» What is needed: Copy out each record that follows exactly, and omit any picture you find.

Excerpts from an interface dataset

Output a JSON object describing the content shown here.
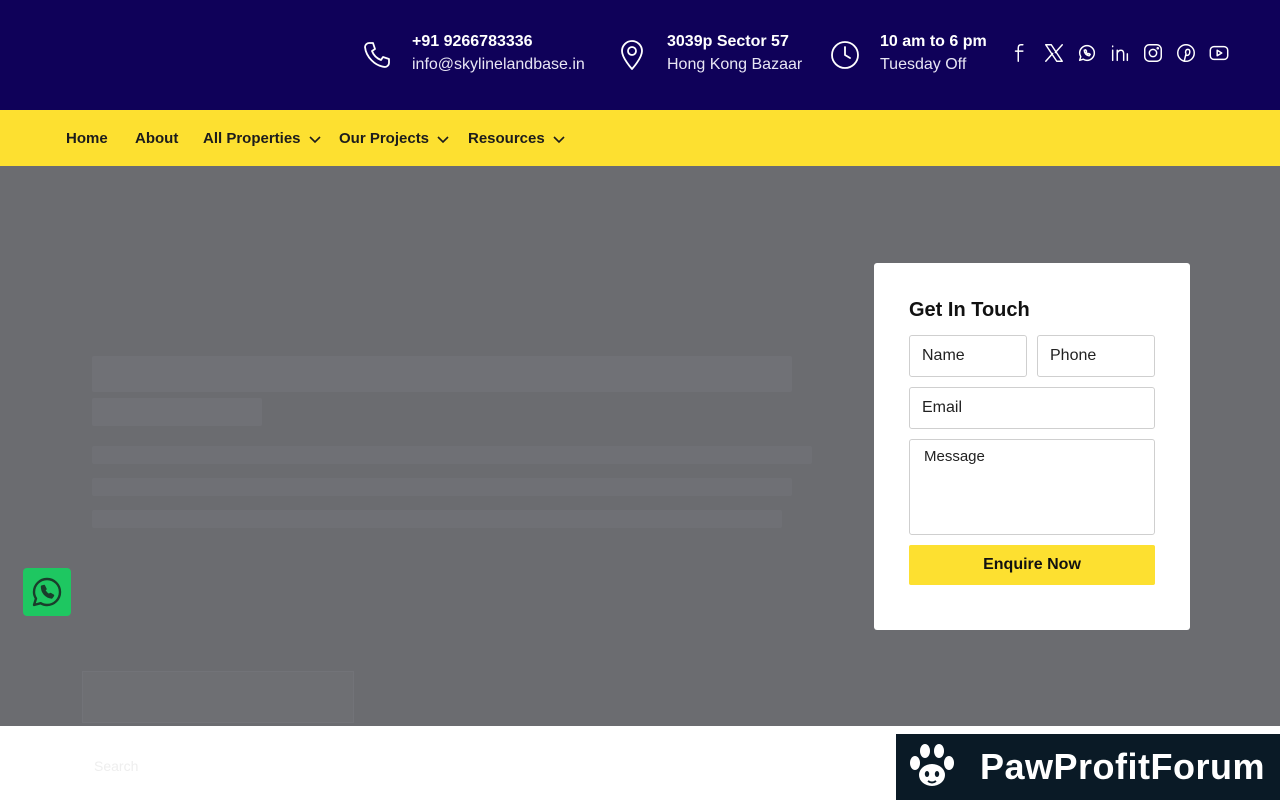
{
  "topbar": {
    "phone": {
      "title": "+91 9266783336",
      "subtitle": "info@skylinelandbase.in",
      "icon": "phone-icon"
    },
    "address": {
      "title": "3039p Sector 57",
      "subtitle": "Hong Kong Bazaar",
      "icon": "location-pin-icon"
    },
    "hours": {
      "title": "10 am to 6 pm",
      "subtitle": "Tuesday Off",
      "icon": "clock-icon"
    },
    "social": [
      "facebook-icon",
      "x-twitter-icon",
      "whatsapp-icon",
      "linkedin-icon",
      "instagram-icon",
      "pinterest-icon",
      "youtube-icon"
    ]
  },
  "nav": {
    "items": [
      {
        "label": "Home",
        "has_dropdown": false
      },
      {
        "label": "About",
        "has_dropdown": false
      },
      {
        "label": "All Properties",
        "has_dropdown": true
      },
      {
        "label": "Our Projects",
        "has_dropdown": true
      },
      {
        "label": "Resources",
        "has_dropdown": true
      }
    ]
  },
  "form": {
    "title": "Get In Touch",
    "name_placeholder": "Name",
    "phone_placeholder": "Phone",
    "email_placeholder": "Email",
    "message_placeholder": "Message",
    "submit_label": "Enquire Now"
  },
  "below": {
    "search_label": "Search"
  },
  "watermark": {
    "text": "PawProfitForum"
  },
  "colors": {
    "topbar_bg": "#0f0159",
    "nav_bg": "#fde030",
    "hero_overlay": "#6b6c70",
    "button_bg": "#fde030",
    "whatsapp_green": "#1ec761"
  }
}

» Expected answer:
Output a JSON object describing the content shown here.
{
  "topbar": {
    "phone": {
      "title": "+91 9266783336",
      "subtitle": "info@skylinelandbase.in",
      "icon": "phone-icon"
    },
    "address": {
      "title": "3039p Sector 57",
      "subtitle": "Hong Kong Bazaar",
      "icon": "location-pin-icon"
    },
    "hours": {
      "title": "10 am to 6 pm",
      "subtitle": "Tuesday Off",
      "icon": "clock-icon"
    },
    "social": [
      "facebook-icon",
      "x-twitter-icon",
      "whatsapp-icon",
      "linkedin-icon",
      "instagram-icon",
      "pinterest-icon",
      "youtube-icon"
    ]
  },
  "nav": {
    "items": [
      {
        "label": "Home",
        "has_dropdown": false
      },
      {
        "label": "About",
        "has_dropdown": false
      },
      {
        "label": "All Properties",
        "has_dropdown": true
      },
      {
        "label": "Our Projects",
        "has_dropdown": true
      },
      {
        "label": "Resources",
        "has_dropdown": true
      }
    ]
  },
  "form": {
    "title": "Get In Touch",
    "name_placeholder": "Name",
    "phone_placeholder": "Phone",
    "email_placeholder": "Email",
    "message_placeholder": "Message",
    "submit_label": "Enquire Now"
  },
  "below": {
    "search_label": "Search"
  },
  "watermark": {
    "text": "PawProfitForum"
  },
  "colors": {
    "topbar_bg": "#0f0159",
    "nav_bg": "#fde030",
    "hero_overlay": "#6b6c70",
    "button_bg": "#fde030",
    "whatsapp_green": "#1ec761"
  }
}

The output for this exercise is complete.